## [WHAT IS EXPECTED]
Copy every line from the material below that holds "JSON".

*** Opening THE DATA ***

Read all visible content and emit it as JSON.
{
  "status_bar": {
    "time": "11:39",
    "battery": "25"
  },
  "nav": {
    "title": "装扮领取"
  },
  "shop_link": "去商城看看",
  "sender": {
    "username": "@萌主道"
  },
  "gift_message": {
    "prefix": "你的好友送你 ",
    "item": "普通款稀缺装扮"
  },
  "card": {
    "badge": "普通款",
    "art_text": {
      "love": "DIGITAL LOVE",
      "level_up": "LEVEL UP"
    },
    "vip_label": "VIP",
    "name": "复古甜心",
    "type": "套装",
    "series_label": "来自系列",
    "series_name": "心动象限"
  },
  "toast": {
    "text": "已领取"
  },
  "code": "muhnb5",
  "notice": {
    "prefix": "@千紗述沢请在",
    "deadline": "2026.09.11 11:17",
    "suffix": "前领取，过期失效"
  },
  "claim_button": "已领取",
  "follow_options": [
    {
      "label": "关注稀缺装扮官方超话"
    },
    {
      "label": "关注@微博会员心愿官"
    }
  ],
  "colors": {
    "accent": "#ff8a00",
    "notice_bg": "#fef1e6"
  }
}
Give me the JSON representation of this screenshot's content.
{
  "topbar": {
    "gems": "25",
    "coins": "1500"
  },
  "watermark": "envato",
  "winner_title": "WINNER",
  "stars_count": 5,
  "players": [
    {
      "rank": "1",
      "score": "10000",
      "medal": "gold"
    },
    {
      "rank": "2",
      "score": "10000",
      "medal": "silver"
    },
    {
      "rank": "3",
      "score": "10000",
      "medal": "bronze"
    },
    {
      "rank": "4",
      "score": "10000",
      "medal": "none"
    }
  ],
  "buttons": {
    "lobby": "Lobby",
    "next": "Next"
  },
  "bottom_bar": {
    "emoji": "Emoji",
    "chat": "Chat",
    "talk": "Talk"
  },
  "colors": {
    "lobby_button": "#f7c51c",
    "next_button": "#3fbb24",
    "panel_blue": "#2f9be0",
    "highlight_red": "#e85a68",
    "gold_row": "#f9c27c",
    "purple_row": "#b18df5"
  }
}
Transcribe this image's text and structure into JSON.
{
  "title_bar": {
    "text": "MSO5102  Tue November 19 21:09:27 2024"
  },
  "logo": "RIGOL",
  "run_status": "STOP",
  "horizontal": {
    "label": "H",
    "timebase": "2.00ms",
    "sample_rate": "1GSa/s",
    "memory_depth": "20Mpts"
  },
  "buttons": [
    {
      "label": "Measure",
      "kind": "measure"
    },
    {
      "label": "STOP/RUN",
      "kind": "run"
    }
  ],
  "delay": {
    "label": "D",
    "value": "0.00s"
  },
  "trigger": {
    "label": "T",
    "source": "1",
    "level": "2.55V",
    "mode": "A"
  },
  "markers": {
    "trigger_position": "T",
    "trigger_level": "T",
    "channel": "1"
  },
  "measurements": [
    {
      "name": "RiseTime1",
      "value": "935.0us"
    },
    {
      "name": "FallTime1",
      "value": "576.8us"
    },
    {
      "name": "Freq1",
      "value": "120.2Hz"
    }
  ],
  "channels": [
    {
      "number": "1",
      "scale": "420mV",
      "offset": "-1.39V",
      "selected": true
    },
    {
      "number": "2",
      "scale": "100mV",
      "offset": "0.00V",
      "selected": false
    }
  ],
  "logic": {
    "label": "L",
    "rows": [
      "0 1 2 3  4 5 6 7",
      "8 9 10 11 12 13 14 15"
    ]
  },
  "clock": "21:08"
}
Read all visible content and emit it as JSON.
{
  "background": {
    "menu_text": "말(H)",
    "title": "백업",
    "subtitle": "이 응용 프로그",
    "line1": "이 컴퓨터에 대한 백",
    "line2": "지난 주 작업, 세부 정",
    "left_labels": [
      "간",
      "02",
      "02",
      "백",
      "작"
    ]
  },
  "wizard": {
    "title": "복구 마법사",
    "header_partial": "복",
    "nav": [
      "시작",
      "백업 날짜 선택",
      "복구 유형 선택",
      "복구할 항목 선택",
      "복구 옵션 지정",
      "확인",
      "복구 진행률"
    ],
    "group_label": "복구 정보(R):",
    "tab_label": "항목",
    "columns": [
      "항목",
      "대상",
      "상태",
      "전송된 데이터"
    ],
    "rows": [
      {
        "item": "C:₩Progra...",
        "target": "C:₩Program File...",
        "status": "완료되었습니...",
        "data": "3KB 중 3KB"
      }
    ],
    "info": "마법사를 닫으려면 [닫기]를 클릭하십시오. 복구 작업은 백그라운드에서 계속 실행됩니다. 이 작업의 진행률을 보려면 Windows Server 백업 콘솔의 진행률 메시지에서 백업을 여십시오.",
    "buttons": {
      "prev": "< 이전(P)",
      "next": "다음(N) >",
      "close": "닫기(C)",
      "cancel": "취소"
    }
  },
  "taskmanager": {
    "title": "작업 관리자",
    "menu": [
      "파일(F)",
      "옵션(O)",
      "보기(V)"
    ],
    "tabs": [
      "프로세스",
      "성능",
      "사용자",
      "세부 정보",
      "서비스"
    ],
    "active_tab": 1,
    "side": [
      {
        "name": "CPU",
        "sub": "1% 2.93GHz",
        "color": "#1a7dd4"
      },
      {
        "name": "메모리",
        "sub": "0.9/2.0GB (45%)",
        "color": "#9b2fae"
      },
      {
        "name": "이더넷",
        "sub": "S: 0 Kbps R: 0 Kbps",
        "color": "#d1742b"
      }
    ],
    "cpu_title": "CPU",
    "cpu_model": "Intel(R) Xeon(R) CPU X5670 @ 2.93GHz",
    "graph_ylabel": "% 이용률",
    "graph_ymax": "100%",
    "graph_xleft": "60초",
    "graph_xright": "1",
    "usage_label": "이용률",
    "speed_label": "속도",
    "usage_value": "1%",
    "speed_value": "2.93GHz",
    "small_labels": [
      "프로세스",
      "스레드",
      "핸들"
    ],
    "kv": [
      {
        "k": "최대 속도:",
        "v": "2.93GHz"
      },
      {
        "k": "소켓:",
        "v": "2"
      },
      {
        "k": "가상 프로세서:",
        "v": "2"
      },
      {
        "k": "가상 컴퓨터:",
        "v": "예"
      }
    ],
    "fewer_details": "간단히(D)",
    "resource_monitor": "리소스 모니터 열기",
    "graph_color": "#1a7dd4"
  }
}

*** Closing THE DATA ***

## [SOLUTION BELOW]
Read all visible content and emit it as JSON.
Give me the JSON representation of this screenshot's content.
Transcribe this image's text and structure into JSON.
Read all visible content and emit it as JSON.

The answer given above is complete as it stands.